• **Activity**: Down to the last line, reproduce the records exactly.

• **Input for this task**:

——————————

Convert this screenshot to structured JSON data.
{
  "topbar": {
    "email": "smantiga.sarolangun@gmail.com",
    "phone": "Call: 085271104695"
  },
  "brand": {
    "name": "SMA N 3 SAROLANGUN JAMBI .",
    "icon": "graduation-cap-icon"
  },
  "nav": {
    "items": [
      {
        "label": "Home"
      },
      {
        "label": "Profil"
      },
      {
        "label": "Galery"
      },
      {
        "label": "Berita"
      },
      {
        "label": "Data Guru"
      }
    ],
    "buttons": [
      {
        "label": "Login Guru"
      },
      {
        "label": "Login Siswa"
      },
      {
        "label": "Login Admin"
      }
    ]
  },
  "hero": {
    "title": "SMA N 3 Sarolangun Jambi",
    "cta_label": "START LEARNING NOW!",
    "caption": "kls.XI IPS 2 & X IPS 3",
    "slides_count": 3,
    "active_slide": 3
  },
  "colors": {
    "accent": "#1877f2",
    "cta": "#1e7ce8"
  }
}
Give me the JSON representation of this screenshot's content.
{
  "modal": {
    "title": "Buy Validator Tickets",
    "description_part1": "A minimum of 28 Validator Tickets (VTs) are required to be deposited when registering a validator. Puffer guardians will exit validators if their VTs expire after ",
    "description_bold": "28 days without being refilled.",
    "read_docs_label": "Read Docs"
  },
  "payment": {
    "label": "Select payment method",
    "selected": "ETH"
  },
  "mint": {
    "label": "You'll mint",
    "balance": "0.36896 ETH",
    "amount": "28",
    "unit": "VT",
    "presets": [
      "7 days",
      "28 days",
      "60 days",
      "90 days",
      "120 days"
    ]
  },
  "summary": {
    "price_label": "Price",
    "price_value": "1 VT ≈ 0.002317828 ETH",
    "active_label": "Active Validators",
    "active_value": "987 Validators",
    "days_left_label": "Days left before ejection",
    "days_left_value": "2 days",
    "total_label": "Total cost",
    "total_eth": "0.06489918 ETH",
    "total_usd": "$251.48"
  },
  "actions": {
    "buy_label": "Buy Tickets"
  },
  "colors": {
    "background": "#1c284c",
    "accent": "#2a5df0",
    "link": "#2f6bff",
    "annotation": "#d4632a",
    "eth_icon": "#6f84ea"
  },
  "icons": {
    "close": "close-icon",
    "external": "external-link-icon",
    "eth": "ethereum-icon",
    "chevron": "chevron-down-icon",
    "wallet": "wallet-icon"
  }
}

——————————

• **Reply**:
Convert this screenshot to structured JSON data.
{
  "topbar": {
    "email": "smantiga.sarolangun@gmail.com",
    "phone": "Call: 085271104695"
  },
  "brand": {
    "name": "SMA N 3 SAROLANGUN JAMBI .",
    "icon": "graduation-cap-icon"
  },
  "nav": {
    "items": [
      {
        "label": "Home"
      },
      {
        "label": "Profil"
      },
      {
        "label": "Galery"
      },
      {
        "label": "Berita"
      },
      {
        "label": "Data Guru"
      }
    ],
    "buttons": [
      {
        "label": "Login Guru"
      },
      {
        "label": "Login Siswa"
      },
      {
        "label": "Login Admin"
      }
    ]
  },
  "hero": {
    "title": "SMA N 3 Sarolangun Jambi",
    "cta_label": "START LEARNING NOW!",
    "caption": "kls.XI IPS 2 & X IPS 3",
    "slides_count": 3,
    "active_slide": 3
  },
  "colors": {
    "accent": "#1877f2",
    "cta": "#1e7ce8"
  }
}
Give me the JSON representation of this screenshot's content.
{
  "modal": {
    "title": "Buy Validator Tickets",
    "description_part1": "A minimum of 28 Validator Tickets (VTs) are required to be deposited when registering a validator. Puffer guardians will exit validators if their VTs expire after ",
    "description_bold": "28 days without being refilled.",
    "read_docs_label": "Read Docs"
  },
  "payment": {
    "label": "Select payment method",
    "selected": "ETH"
  },
  "mint": {
    "label": "You'll mint",
    "balance": "0.36896 ETH",
    "amount": "28",
    "unit": "VT",
    "presets": [
      "7 days",
      "28 days",
      "60 days",
      "90 days",
      "120 days"
    ]
  },
  "summary": {
    "price_label": "Price",
    "price_value": "1 VT ≈ 0.002317828 ETH",
    "active_label": "Active Validators",
    "active_value": "987 Validators",
    "days_left_label": "Days left before ejection",
    "days_left_value": "2 days",
    "total_label": "Total cost",
    "total_eth": "0.06489918 ETH",
    "total_usd": "$251.48"
  },
  "actions": {
    "buy_label": "Buy Tickets"
  },
  "colors": {
    "background": "#1c284c",
    "accent": "#2a5df0",
    "link": "#2f6bff",
    "annotation": "#d4632a",
    "eth_icon": "#6f84ea"
  },
  "icons": {
    "close": "close-icon",
    "external": "external-link-icon",
    "eth": "ethereum-icon",
    "chevron": "chevron-down-icon",
    "wallet": "wallet-icon"
  }
}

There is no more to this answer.